--- RECORDS FOR THIS EXERCISE Enclosed Below ---

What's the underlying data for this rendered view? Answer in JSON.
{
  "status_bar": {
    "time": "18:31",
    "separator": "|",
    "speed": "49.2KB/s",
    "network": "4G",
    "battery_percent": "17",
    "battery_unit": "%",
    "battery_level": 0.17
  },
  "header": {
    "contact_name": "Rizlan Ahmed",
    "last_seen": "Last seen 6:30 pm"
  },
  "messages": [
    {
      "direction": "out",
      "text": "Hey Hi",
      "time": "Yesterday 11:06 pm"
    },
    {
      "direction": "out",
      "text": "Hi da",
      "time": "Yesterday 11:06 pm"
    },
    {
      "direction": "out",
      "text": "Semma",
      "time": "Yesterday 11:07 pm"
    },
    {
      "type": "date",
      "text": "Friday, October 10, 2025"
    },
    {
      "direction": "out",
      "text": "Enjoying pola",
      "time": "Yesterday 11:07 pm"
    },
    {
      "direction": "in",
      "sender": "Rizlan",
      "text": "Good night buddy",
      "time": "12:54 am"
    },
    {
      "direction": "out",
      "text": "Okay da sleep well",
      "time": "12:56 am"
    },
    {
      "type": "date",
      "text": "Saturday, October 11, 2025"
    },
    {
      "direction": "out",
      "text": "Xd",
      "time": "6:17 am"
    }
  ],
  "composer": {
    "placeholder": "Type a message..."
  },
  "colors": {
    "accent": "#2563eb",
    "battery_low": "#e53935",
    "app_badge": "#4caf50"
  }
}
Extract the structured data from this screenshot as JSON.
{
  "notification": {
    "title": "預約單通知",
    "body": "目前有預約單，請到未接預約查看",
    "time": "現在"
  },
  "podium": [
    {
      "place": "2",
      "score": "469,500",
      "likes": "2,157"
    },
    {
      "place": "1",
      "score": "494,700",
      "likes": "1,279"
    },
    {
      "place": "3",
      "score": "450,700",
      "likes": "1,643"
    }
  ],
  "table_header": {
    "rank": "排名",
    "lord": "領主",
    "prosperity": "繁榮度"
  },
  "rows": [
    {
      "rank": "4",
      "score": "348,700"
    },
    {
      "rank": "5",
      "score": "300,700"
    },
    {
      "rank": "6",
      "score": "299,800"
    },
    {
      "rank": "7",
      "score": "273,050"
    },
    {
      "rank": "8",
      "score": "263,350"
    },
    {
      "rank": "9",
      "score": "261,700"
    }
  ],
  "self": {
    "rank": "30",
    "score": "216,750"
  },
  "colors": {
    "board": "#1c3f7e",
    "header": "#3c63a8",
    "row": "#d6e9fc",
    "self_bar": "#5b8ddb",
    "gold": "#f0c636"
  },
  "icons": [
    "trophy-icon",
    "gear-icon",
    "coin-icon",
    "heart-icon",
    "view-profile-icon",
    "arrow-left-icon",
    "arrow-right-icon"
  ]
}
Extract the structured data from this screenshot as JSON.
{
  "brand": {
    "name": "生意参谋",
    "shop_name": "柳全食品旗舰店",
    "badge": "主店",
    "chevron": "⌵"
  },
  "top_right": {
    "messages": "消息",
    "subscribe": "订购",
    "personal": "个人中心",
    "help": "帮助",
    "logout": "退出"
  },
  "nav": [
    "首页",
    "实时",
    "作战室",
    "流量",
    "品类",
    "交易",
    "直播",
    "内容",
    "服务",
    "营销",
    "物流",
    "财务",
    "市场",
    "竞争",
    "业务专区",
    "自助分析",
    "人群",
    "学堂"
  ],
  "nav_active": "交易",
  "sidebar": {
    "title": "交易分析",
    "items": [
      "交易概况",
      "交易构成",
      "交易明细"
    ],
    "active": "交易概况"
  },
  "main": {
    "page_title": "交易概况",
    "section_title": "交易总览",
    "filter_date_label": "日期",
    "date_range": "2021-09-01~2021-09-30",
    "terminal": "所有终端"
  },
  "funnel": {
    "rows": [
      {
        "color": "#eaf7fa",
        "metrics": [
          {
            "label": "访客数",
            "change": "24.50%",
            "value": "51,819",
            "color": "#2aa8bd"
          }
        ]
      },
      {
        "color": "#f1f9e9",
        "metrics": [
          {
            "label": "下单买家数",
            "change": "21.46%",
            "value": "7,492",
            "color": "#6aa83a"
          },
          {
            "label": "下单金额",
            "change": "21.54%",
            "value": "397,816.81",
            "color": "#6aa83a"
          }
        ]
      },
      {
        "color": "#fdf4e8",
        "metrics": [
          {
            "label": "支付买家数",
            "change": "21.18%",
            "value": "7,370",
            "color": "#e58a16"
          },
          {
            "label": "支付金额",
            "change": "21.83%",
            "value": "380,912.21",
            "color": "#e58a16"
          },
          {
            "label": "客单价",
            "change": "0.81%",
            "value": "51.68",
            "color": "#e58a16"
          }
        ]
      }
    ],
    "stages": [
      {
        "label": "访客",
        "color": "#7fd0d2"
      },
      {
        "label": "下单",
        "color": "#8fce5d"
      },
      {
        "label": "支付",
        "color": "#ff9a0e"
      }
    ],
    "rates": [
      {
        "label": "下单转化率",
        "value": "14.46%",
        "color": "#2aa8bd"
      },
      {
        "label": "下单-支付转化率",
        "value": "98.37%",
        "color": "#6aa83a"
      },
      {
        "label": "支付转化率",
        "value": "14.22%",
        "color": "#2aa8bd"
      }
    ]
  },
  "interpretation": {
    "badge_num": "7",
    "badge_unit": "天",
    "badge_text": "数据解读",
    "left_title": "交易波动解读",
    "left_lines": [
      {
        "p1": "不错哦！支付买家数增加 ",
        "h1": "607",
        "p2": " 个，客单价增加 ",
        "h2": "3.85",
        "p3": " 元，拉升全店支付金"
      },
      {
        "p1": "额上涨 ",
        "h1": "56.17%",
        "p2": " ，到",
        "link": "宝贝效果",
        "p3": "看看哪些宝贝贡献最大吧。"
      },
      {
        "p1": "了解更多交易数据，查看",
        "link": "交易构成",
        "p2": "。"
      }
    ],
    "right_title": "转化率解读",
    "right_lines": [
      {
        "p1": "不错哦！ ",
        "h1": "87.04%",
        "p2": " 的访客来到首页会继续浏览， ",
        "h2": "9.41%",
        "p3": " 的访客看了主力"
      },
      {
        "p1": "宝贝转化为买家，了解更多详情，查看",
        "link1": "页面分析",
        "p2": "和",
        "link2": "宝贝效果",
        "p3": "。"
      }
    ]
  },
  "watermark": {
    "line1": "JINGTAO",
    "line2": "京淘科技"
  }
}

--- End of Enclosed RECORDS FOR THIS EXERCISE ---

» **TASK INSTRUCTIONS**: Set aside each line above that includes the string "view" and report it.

» **SOLUTION TO THIS EXERCISE**:
What's the underlying data for this rendered view? Answer in JSON.
    "view-profile-icon",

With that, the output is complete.